There hasn't been much of an outward change, really. But what has happened inside of me has been incredible (and it has nothing to do with the quality of my sermons since I've committed to this). It has been liberating, freeing, costly, fear-conquering, insecurity-demolishing, ego-killing, joy-filled, life-giving and self-sacrificing. In other words, it has been "Christ-like".
My friend and Life Coach, who played no small part in ushering me to this jump of faith, sent an email that describes well what this feels/felt like on my first Sunday home from sabbatical, and also articulates well why I am requesting every one of you to find your next step of Christ-likeness and take it. The life that Christ promises to bring you and give you is just beyond it.

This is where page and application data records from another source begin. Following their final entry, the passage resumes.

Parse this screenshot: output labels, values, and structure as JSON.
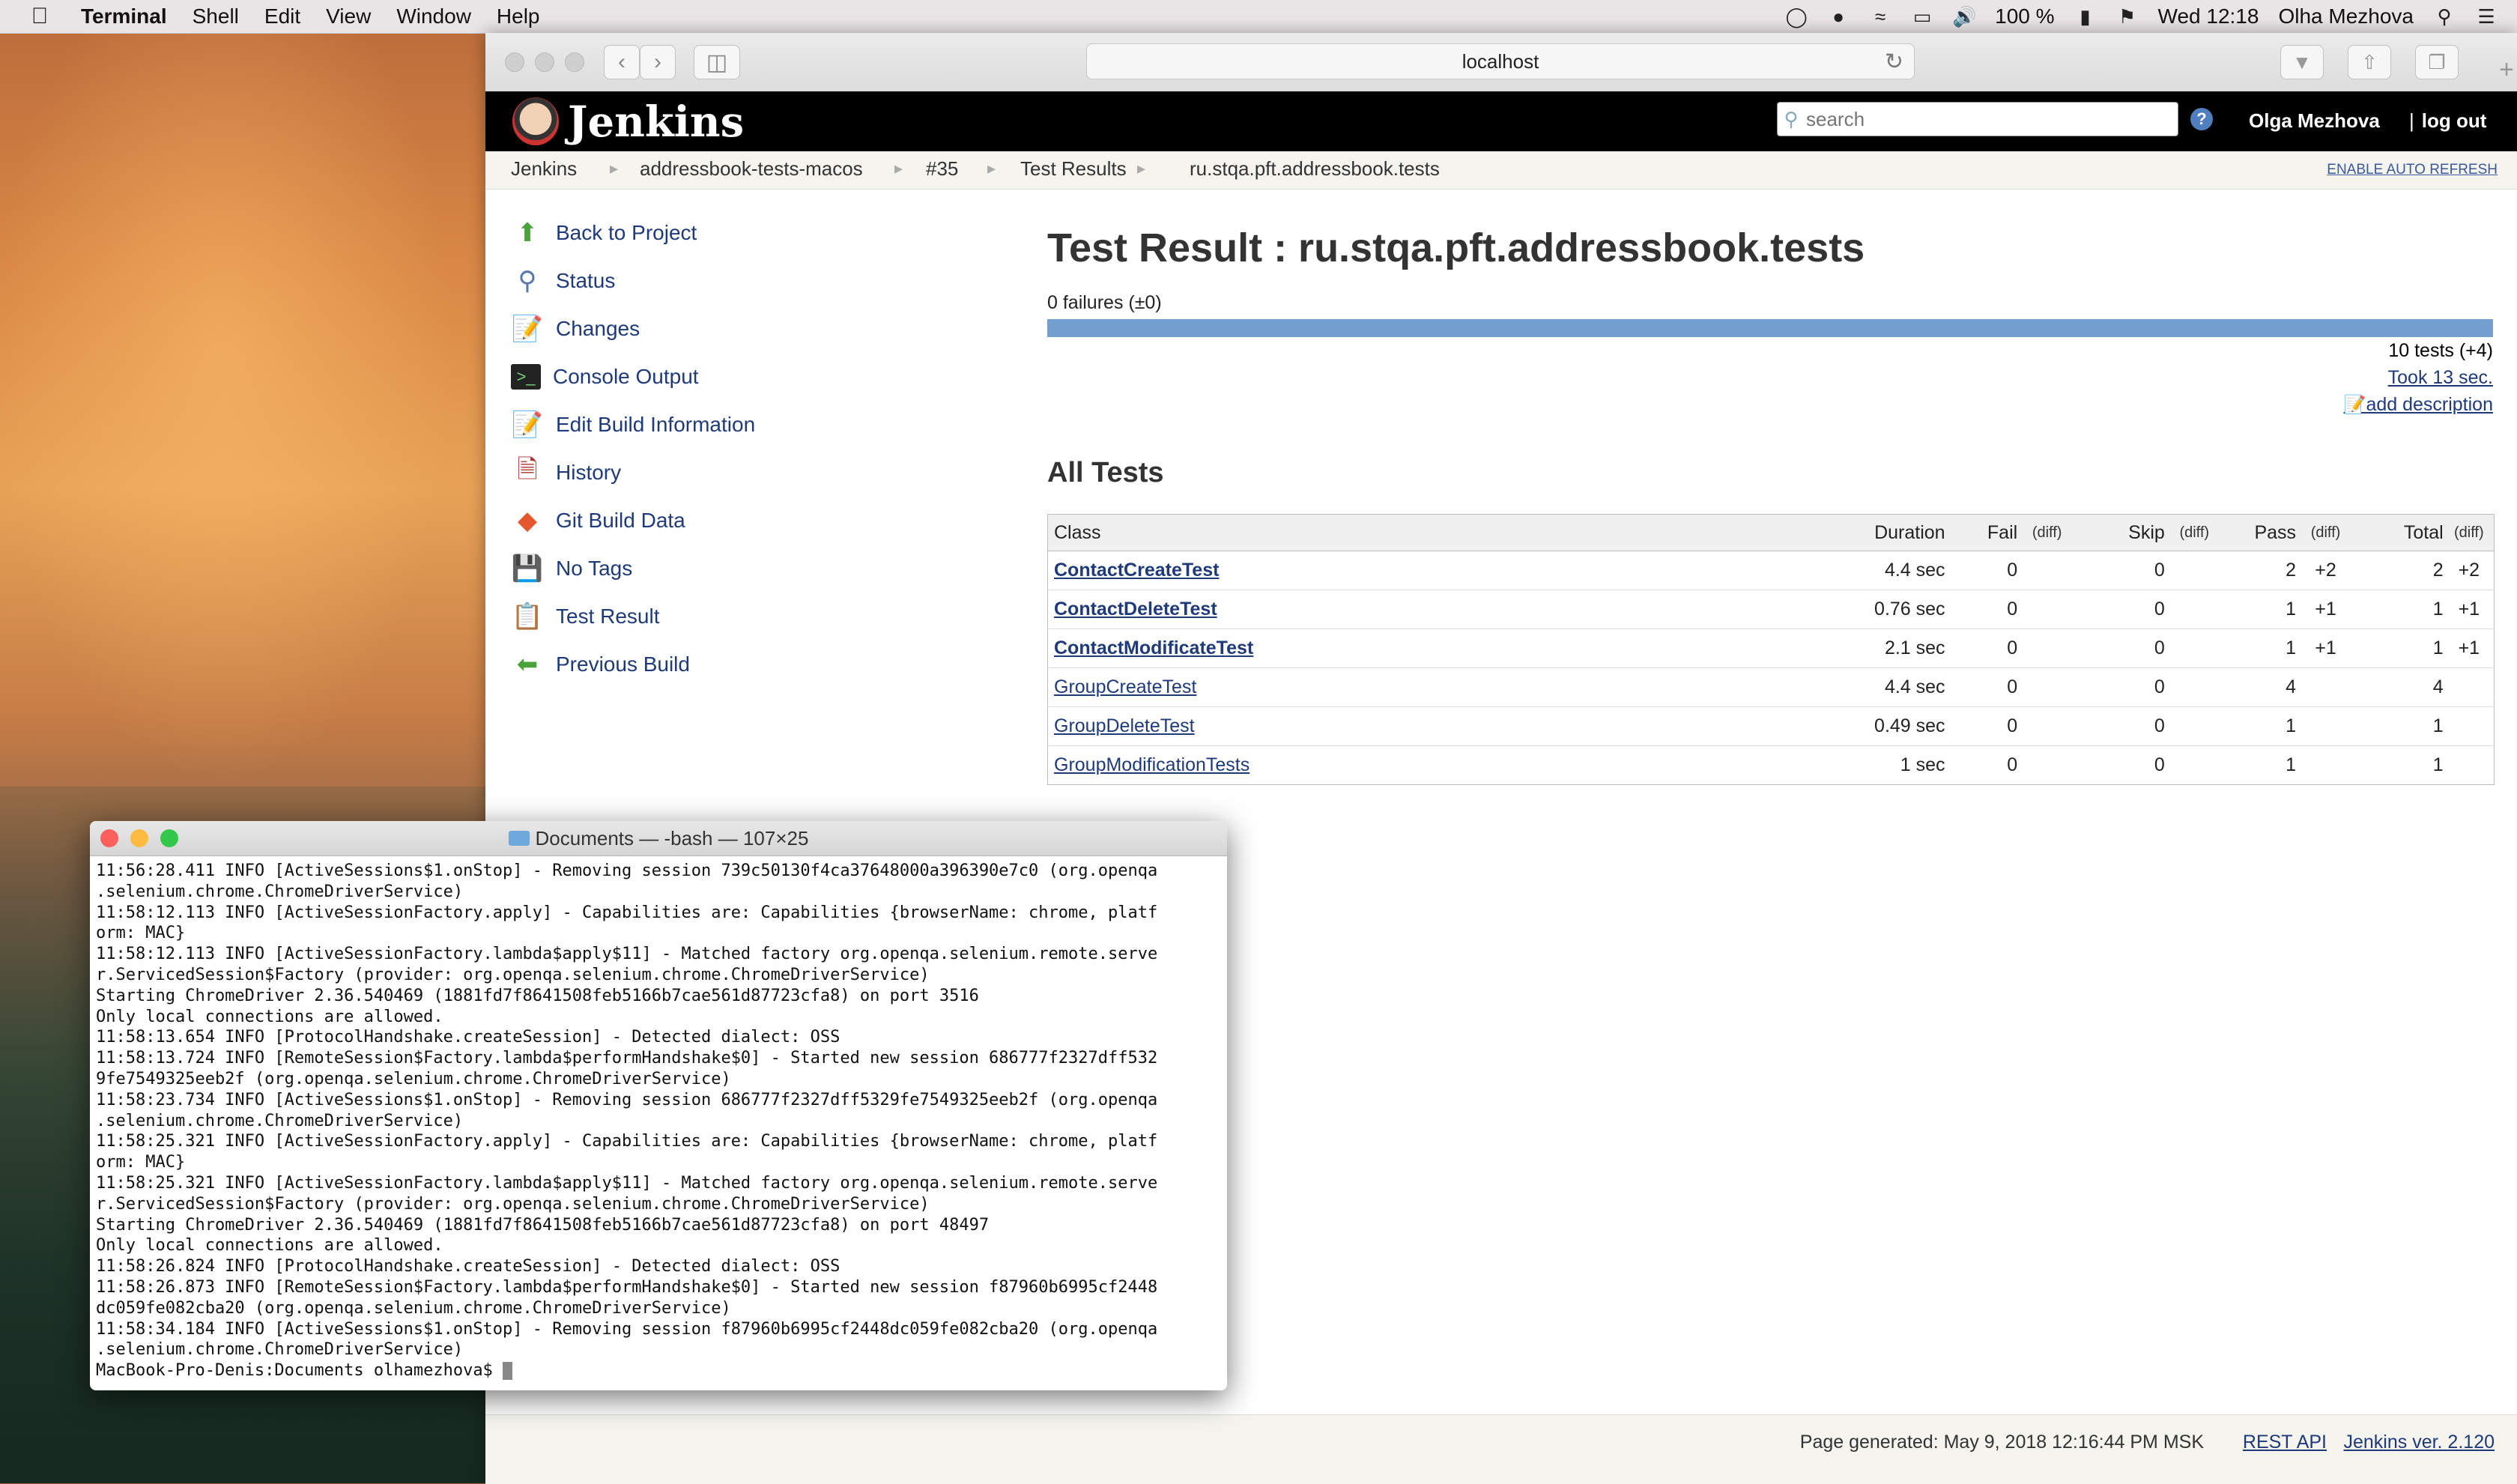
{
  "menubar": {
    "app": "Terminal",
    "items": [
      "Shell",
      "Edit",
      "View",
      "Window",
      "Help"
    ],
    "battery": "100 %",
    "clock": "Wed 12:18",
    "user": "Olha Mezhova"
  },
  "browser": {
    "url": "localhost"
  },
  "jenkins": {
    "logo_text": "Jenkins",
    "search_placeholder": "search",
    "help": "?",
    "user": "Olga Mezhova",
    "logout": "log out",
    "logout_sep": "|",
    "breadcrumbs": [
      "Jenkins",
      "addressbook-tests-macos",
      "#35",
      "Test Results",
      "ru.stqa.pft.addressbook.tests"
    ],
    "auto_refresh": "ENABLE AUTO REFRESH",
    "sidebar": [
      {
        "label": "Back to Project",
        "icon": "up-arrow-icon"
      },
      {
        "label": "Status",
        "icon": "magnifier-icon"
      },
      {
        "label": "Changes",
        "icon": "notepad-icon"
      },
      {
        "label": "Console Output",
        "icon": "terminal-icon"
      },
      {
        "label": "Edit Build Information",
        "icon": "notepad-edit-icon"
      },
      {
        "label": "History",
        "icon": "history-icon"
      },
      {
        "label": "Git Build Data",
        "icon": "git-icon"
      },
      {
        "label": "No Tags",
        "icon": "save-disk-icon"
      },
      {
        "label": "Test Result",
        "icon": "clipboard-icon"
      },
      {
        "label": "Previous Build",
        "icon": "left-arrow-icon"
      }
    ],
    "title": "Test Result : ru.stqa.pft.addressbook.tests",
    "failures": "0 failures (±0)",
    "pass_fraction": 1.0,
    "tests_count": "10 tests (+4)",
    "took": "Took 13 sec.",
    "add_description": "add description",
    "all_tests": "All Tests",
    "columns": {
      "class": "Class",
      "duration": "Duration",
      "fail": "Fail",
      "skip": "Skip",
      "pass": "Pass",
      "total": "Total",
      "diff": "(diff)"
    },
    "rows": [
      {
        "class": "ContactCreateTest",
        "duration": "4.4 sec",
        "fail": "0",
        "fail_diff": "",
        "skip": "0",
        "skip_diff": "",
        "pass": "2",
        "pass_diff": "+2",
        "total": "2",
        "total_diff": "+2",
        "bold": true
      },
      {
        "class": "ContactDeleteTest",
        "duration": "0.76 sec",
        "fail": "0",
        "fail_diff": "",
        "skip": "0",
        "skip_diff": "",
        "pass": "1",
        "pass_diff": "+1",
        "total": "1",
        "total_diff": "+1",
        "bold": true
      },
      {
        "class": "ContactModificateTest",
        "duration": "2.1 sec",
        "fail": "0",
        "fail_diff": "",
        "skip": "0",
        "skip_diff": "",
        "pass": "1",
        "pass_diff": "+1",
        "total": "1",
        "total_diff": "+1",
        "bold": true
      },
      {
        "class": "GroupCreateTest",
        "duration": "4.4 sec",
        "fail": "0",
        "fail_diff": "",
        "skip": "0",
        "skip_diff": "",
        "pass": "4",
        "pass_diff": "",
        "total": "4",
        "total_diff": "",
        "bold": false
      },
      {
        "class": "GroupDeleteTest",
        "duration": "0.49 sec",
        "fail": "0",
        "fail_diff": "",
        "skip": "0",
        "skip_diff": "",
        "pass": "1",
        "pass_diff": "",
        "total": "1",
        "total_diff": "",
        "bold": false
      },
      {
        "class": "GroupModificationTests",
        "duration": "1 sec",
        "fail": "0",
        "fail_diff": "",
        "skip": "0",
        "skip_diff": "",
        "pass": "1",
        "pass_diff": "",
        "total": "1",
        "total_diff": "",
        "bold": false
      }
    ],
    "footer": {
      "generated": "Page generated: May 9, 2018 12:16:44 PM MSK",
      "rest_api": "REST API",
      "version": "Jenkins ver. 2.120"
    }
  },
  "terminal": {
    "title": "Documents — -bash — 107×25",
    "lines": [
      "11:56:28.411 INFO [ActiveSessions$1.onStop] - Removing session 739c50130f4ca37648000a396390e7c0 (org.openqa",
      ".selenium.chrome.ChromeDriverService)",
      "11:58:12.113 INFO [ActiveSessionFactory.apply] - Capabilities are: Capabilities {browserName: chrome, platf",
      "orm: MAC}",
      "11:58:12.113 INFO [ActiveSessionFactory.lambda$apply$11] - Matched factory org.openqa.selenium.remote.serve",
      "r.ServicedSession$Factory (provider: org.openqa.selenium.chrome.ChromeDriverService)",
      "Starting ChromeDriver 2.36.540469 (1881fd7f8641508feb5166b7cae561d87723cfa8) on port 3516",
      "Only local connections are allowed.",
      "11:58:13.654 INFO [ProtocolHandshake.createSession] - Detected dialect: OSS",
      "11:58:13.724 INFO [RemoteSession$Factory.lambda$performHandshake$0] - Started new session 686777f2327dff532",
      "9fe7549325eeb2f (org.openqa.selenium.chrome.ChromeDriverService)",
      "11:58:23.734 INFO [ActiveSessions$1.onStop] - Removing session 686777f2327dff5329fe7549325eeb2f (org.openqa",
      ".selenium.chrome.ChromeDriverService)",
      "11:58:25.321 INFO [ActiveSessionFactory.apply] - Capabilities are: Capabilities {browserName: chrome, platf",
      "orm: MAC}",
      "11:58:25.321 INFO [ActiveSessionFactory.lambda$apply$11] - Matched factory org.openqa.selenium.remote.serve",
      "r.ServicedSession$Factory (provider: org.openqa.selenium.chrome.ChromeDriverService)",
      "Starting ChromeDriver 2.36.540469 (1881fd7f8641508feb5166b7cae561d87723cfa8) on port 48497",
      "Only local connections are allowed.",
      "11:58:26.824 INFO [ProtocolHandshake.createSession] - Detected dialect: OSS",
      "11:58:26.873 INFO [RemoteSession$Factory.lambda$performHandshake$0] - Started new session f87960b6995cf2448",
      "dc059fe082cba20 (org.openqa.selenium.chrome.ChromeDriverService)",
      "11:58:34.184 INFO [ActiveSessions$1.onStop] - Removing session f87960b6995cf2448dc059fe082cba20 (org.openqa",
      ".selenium.chrome.ChromeDriverService)"
    ],
    "prompt": "MacBook-Pro-Denis:Documents olhamezhova$ "
  },
  "colors": {
    "jenkins_link": "#1f3a7a",
    "progress_pass": "#729fcf",
    "close": "#fc605c",
    "minimize": "#fdbc40",
    "zoom": "#34c84a"
  }
}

"Today Brian is giving his first "unprepared," or make that "less-prepared-feeling" message to his congregation. What this means is that he has resisted the habitual temptation to put the bulk of his time this past week into "message preparation," and has instead devoted himself and the bulk of his time to loving like Christ did - first God, then himself and his family, then his ministry leadership team, then the people God sent to Him during his walk through the week, thereby spending his time and energy in a deeper kind of "preparation." It's definitely not about defiantly "not preparing;" it's about preparing better, and differently. Be that as it may, I know he feels a little naked and unprepared this morning as he prays, as if he has shirked or slighted a major job responsibility. But I know that he hasn't. I know Brian's servant heart. I reminded him Friday that he is surrendering to being "called by God" to "be a shepherd," according to the model of His Son, vs.. surrendering to being "required by man" to "do a job" in a certain prescribed way, and that he has never been better "prepared" to be used by God, for His glory. Please pray for Brian this morning, that he might empty himself completely and, as a clean and perfectly prepared vessel, God will fill him up and use him as a wide and deep channel through which He pours His abundant blessings on everyone He touches through His words." -- Jim Spivey
I'm still a baby in this new venture of faith for me, facing my fear of failure weekly, denying myself the option of "preparing out of fear", and weekly wondering if I'll be able to do it again.

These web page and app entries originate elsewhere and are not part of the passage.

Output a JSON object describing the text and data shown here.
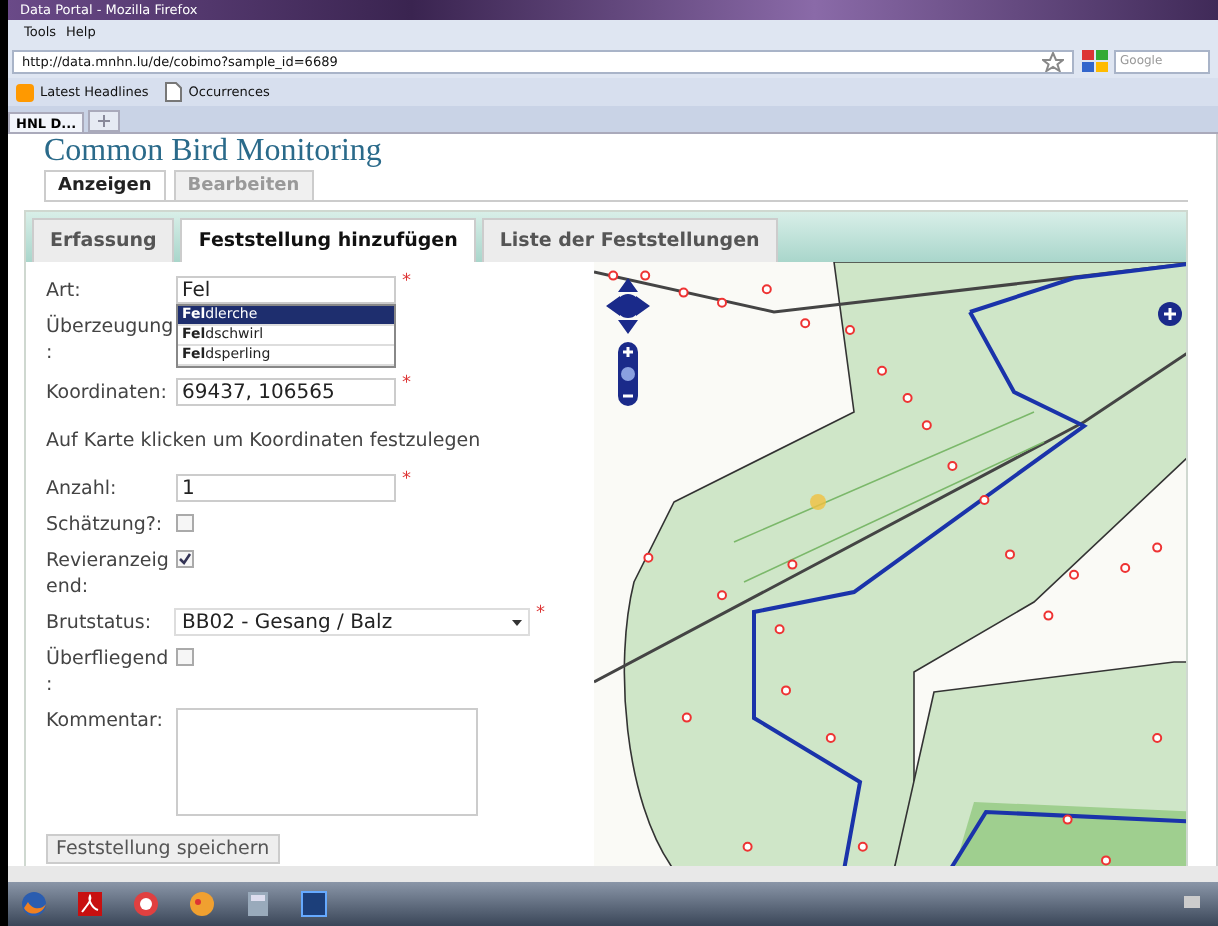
{
  "window": {
    "title": "Data Portal - Mozilla Firefox"
  },
  "menu": [
    "Tools",
    "Help"
  ],
  "address_bar": {
    "url": "http://data.mnhn.lu/de/cobimo?sample_id=6689"
  },
  "search_bar": {
    "placeholder": "Google"
  },
  "bookmarks": [
    "Latest Headlines",
    "Occurrences"
  ],
  "browser_tabs": [
    {
      "label": "HNL D...",
      "selected": true
    }
  ],
  "page": {
    "heading": "Common Bird Monitoring",
    "tabs": [
      {
        "label": "Anzeigen",
        "selected": true
      },
      {
        "label": "Bearbeiten",
        "selected": false
      }
    ],
    "subtabs": [
      {
        "label": "Erfassung",
        "selected": false
      },
      {
        "label": "Feststellung hinzufügen",
        "selected": true
      },
      {
        "label": "Liste der Feststellungen",
        "selected": false
      }
    ],
    "fields": [
      {
        "kind": "text",
        "label": "Art:",
        "value": "Fel",
        "required_mark": "*",
        "suggestions": [
          {
            "text": "**Fel**dlerche",
            "selected": true
          },
          {
            "text": "**Fel**dschwirl",
            "selected": false
          },
          {
            "text": "**Fel**dsperling",
            "selected": false
          }
        ]
      },
      {
        "kind": "hidden",
        "label": "Überzeugung :"
      },
      {
        "kind": "text",
        "label": "Koordinaten:",
        "value": "69437, 106565",
        "required_mark": "*"
      },
      {
        "kind": "note",
        "label": "Auf Karte klicken um Koordinaten festzulegen"
      },
      {
        "kind": "text",
        "label": "Anzahl:",
        "value": "1",
        "required_mark": "*"
      },
      {
        "kind": "checkbox",
        "label": "Schätzung?:",
        "checked": false
      },
      {
        "kind": "checkbox",
        "label": "Revieranzeigend:",
        "checked": true
      },
      {
        "kind": "select",
        "label": "Brutstatus:",
        "value": "BB02 - Gesang / Balz",
        "required_mark": "*"
      },
      {
        "kind": "checkbox",
        "label": "Überfliegend :",
        "checked": false
      },
      {
        "kind": "textarea",
        "label": "Kommentar:"
      }
    ],
    "submit": "Feststellung speichern"
  }
}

This is the life, people...the one where you really need God to show up for you and you depend on Him to...and He does. Every time.
What is your next step. Stop struggling with it and take it.